Report back each line of the data that contains the word "title".

▸ DATA RECORDS
"""

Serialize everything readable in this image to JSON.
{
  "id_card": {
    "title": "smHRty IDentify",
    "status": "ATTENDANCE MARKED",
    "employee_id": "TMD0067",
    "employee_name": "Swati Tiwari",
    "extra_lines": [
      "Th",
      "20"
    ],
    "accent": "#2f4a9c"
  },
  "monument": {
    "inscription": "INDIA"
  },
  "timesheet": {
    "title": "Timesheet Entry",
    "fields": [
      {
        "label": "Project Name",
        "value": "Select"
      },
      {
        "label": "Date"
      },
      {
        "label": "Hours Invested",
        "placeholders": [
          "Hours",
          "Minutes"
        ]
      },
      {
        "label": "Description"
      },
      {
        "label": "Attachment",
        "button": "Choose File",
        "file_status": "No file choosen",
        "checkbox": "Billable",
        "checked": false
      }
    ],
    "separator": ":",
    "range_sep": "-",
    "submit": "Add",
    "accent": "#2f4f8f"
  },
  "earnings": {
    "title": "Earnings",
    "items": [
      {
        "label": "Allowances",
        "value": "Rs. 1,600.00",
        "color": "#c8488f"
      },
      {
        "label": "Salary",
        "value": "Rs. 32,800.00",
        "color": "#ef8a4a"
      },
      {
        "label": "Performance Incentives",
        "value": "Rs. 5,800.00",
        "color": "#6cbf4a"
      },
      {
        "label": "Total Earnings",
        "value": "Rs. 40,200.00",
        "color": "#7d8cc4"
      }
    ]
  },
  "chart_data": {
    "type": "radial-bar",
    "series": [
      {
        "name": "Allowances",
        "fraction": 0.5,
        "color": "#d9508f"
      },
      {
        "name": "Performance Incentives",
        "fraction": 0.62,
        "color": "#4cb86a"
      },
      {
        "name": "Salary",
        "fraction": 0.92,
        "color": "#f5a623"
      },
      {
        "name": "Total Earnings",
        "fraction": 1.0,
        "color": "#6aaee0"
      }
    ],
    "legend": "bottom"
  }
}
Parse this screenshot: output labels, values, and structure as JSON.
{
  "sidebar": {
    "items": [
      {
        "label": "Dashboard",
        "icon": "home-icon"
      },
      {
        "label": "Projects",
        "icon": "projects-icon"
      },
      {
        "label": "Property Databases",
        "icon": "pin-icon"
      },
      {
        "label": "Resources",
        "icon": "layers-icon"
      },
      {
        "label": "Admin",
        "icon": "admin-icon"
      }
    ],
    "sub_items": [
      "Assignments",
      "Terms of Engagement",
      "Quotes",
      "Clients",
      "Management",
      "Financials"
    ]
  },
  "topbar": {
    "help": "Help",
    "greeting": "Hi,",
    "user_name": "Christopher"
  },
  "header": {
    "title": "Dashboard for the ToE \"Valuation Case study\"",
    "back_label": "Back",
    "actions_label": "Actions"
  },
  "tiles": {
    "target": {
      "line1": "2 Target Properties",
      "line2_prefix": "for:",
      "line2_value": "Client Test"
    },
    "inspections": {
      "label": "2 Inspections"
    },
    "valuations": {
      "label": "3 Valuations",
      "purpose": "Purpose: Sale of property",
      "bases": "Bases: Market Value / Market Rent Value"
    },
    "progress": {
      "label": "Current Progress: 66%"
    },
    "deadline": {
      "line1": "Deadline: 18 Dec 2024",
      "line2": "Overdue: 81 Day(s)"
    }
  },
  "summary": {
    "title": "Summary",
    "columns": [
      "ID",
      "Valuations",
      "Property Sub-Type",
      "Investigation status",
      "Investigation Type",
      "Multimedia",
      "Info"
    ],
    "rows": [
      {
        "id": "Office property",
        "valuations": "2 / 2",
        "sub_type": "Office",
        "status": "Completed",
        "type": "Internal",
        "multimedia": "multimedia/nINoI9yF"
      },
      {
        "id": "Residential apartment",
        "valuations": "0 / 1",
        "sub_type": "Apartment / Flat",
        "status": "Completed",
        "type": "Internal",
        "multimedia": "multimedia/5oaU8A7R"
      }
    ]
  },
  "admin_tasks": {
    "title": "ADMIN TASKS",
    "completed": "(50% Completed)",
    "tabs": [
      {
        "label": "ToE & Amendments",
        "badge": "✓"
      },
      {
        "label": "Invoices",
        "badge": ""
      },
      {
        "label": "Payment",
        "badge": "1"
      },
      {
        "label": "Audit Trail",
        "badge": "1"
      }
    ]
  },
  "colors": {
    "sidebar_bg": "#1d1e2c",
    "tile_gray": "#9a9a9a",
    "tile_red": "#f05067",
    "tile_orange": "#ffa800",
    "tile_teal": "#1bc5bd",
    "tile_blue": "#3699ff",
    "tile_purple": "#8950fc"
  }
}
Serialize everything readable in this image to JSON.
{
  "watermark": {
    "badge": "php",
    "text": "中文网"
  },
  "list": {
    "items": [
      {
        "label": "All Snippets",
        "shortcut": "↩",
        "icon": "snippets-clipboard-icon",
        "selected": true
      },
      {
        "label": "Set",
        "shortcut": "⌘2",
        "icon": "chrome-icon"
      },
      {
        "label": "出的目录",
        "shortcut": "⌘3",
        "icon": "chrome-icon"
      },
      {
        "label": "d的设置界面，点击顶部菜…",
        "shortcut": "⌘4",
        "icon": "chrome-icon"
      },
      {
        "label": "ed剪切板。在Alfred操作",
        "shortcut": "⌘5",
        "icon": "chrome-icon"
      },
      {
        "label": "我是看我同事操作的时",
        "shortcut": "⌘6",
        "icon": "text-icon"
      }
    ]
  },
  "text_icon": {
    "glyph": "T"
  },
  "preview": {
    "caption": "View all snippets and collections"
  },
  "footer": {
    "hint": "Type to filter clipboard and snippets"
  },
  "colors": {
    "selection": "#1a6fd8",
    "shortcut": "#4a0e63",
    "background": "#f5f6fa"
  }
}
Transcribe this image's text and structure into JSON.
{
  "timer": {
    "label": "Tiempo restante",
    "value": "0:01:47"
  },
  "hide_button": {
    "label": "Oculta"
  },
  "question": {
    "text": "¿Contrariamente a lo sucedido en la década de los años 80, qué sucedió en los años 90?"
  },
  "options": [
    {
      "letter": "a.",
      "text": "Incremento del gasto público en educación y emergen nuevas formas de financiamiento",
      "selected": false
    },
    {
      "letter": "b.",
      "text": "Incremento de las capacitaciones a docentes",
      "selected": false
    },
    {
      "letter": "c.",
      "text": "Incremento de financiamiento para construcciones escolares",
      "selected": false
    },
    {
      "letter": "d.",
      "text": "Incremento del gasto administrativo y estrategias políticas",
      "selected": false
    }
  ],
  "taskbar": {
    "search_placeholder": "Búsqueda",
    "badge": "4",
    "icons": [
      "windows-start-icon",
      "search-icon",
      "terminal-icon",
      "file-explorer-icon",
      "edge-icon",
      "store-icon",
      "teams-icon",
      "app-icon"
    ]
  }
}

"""

▸ OUTPUT BELOW
    "title": "smHRty IDentify",
    "title": "Timesheet Entry",
    "title": "Earnings",
    "title": "Dashboard for the ToE \"Valuation Case study\"",
    "title": "Summary",
    "title": "ADMIN TASKS",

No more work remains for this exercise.